Personal turmoil didn’t end there and in 1981 the face of the royal family changed forever when Lady Diana Spencer, a former kindergarten teacher, married heir to the throne Prince Charles. Princess Diana’s popularity with the public and active support of the AIDS crisis and other humanitarian issues, cast her apart from the other members of the royal family. Her controversial divorce with Charles and death in 1997 due to a car crash caused mass public outrage and grief. Princess Diana’s funeral was one of the most attended and watched in British history as millions of people flocked to Buckingham palace to lay flowers for her. According to the BBC, Elizabeth was originally criticized for failing to make an appearance or issue a statement about Diana’s death. In response, she toured public tributes to Diana and broadcasted her remorse, once again trying to comfort a divided grieving nation. After Diana’s death, Elizabeth began reaching out to the public more, paying private visits to some citizens’ homes and allowing more broadcasts of the family’s personal life.

Past personal turmoil Elizabeth also oversaw the British government and its inner workings. In her time as queen she worked with 15 different prime ministers, the pugnacious Winston Churchill among them, and she appointed Liz Truss, Britain’s current prime minister, just days before her death. One of the tensest political moments of her career occurred during the Suez Crisis.  

In 1956, Britain and France invaded Egypt in an attempt to capture the Suez Canal, a major oceanic highway of trade and economic power. The invasion stopped carriers in their tracks, and almost led to another world war as major world powers declared sides. Through tense diplomatic operations, the conflict was eventually cooled, but the crisis caused Prime Minister Anthony Eden to resign. Elizabeth was forced to keep her poise and hold her own reservations and concerns about the invasion back as she ushered in yet another prime minister. 
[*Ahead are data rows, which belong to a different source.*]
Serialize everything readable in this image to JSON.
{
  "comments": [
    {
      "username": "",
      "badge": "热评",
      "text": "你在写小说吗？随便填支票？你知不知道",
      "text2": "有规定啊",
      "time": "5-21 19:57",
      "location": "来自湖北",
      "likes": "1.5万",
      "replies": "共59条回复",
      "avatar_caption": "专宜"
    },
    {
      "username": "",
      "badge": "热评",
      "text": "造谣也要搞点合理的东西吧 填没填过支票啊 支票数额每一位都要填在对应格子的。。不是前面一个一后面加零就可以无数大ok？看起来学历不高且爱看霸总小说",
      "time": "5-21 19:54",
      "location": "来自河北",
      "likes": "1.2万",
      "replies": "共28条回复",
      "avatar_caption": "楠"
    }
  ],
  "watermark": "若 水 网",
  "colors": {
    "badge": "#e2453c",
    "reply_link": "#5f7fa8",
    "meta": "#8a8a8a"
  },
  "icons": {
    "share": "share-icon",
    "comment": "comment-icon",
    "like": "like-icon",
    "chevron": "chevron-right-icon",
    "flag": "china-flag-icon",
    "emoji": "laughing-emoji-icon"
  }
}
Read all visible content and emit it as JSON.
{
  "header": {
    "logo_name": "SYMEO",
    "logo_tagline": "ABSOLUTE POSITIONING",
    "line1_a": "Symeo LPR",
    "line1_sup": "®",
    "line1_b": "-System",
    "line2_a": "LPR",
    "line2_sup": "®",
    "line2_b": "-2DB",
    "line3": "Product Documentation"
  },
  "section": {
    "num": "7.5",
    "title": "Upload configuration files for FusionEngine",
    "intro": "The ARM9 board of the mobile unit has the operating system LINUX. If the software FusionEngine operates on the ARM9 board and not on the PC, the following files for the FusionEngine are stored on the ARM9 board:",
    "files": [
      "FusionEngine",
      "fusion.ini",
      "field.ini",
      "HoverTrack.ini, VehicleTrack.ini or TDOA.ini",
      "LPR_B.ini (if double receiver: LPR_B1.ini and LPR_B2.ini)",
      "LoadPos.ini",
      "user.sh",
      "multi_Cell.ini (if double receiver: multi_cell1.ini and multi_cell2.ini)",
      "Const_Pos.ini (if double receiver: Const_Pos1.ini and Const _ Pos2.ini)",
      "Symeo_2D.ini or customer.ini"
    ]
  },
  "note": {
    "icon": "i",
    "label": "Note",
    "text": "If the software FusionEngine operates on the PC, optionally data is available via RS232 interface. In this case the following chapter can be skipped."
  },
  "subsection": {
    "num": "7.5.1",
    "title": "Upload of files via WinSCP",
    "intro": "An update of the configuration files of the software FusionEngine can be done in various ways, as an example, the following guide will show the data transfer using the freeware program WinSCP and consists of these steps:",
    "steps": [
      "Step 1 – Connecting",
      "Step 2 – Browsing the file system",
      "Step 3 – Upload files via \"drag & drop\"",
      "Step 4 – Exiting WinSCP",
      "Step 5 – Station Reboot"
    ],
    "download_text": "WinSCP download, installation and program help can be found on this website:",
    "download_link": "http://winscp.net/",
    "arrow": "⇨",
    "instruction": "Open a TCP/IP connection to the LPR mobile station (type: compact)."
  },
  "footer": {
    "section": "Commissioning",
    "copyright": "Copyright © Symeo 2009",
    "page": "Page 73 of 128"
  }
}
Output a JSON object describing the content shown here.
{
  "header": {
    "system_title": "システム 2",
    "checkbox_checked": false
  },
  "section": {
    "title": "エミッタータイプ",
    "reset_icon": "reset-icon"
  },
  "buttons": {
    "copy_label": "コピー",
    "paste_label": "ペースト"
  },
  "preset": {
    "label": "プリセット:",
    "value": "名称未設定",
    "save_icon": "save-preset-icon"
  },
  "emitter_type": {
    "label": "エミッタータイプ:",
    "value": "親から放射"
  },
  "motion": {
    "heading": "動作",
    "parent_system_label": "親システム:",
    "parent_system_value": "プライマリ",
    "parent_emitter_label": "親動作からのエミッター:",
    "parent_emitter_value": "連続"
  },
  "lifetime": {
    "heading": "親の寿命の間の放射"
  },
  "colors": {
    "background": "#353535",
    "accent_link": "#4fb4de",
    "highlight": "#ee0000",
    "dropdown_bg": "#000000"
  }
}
Photo by: Anonymous -Public domain from Creative Commons
Elizabeth visiting the now independent Brunei in 1972

The Suez crisis wasn’t the only international rumbling during Elizabeth’s reign. According to NPR, more than 20 countries declared their independence from Britain, as a wave of nationalism and self determination swept the modernizing world. The departure of the colonies and the crown’s lasting legacy of colonization has come up recently during Elizabeth’s funeral. India Prime Minister Narendra Modi notedly did not attend the funeral and instead sent a diplomat in his place, showing that Britain’s colonial legacy would not be forgotten. For many, the Queen’s death has elicited mixed feelings, as they see her as a former dignified figurehead but also as a symbol of colonialism, racist imperialism, and the erasure of native culture. In a new era of reparations and recognition of past wrongdoings, the monarchy itself is being called into question.

Nevertheless, Elizabeth was respected by many of her subjects and non subjects. She was seen as the “grandma” of Great Britain. Subsequently, her death has left a vacuum and a sense of loss, as the monarchy struggles to stay relevant in this new age. Her rule may have ended but her legacy, both the controversial and cordial parts of it, will remain.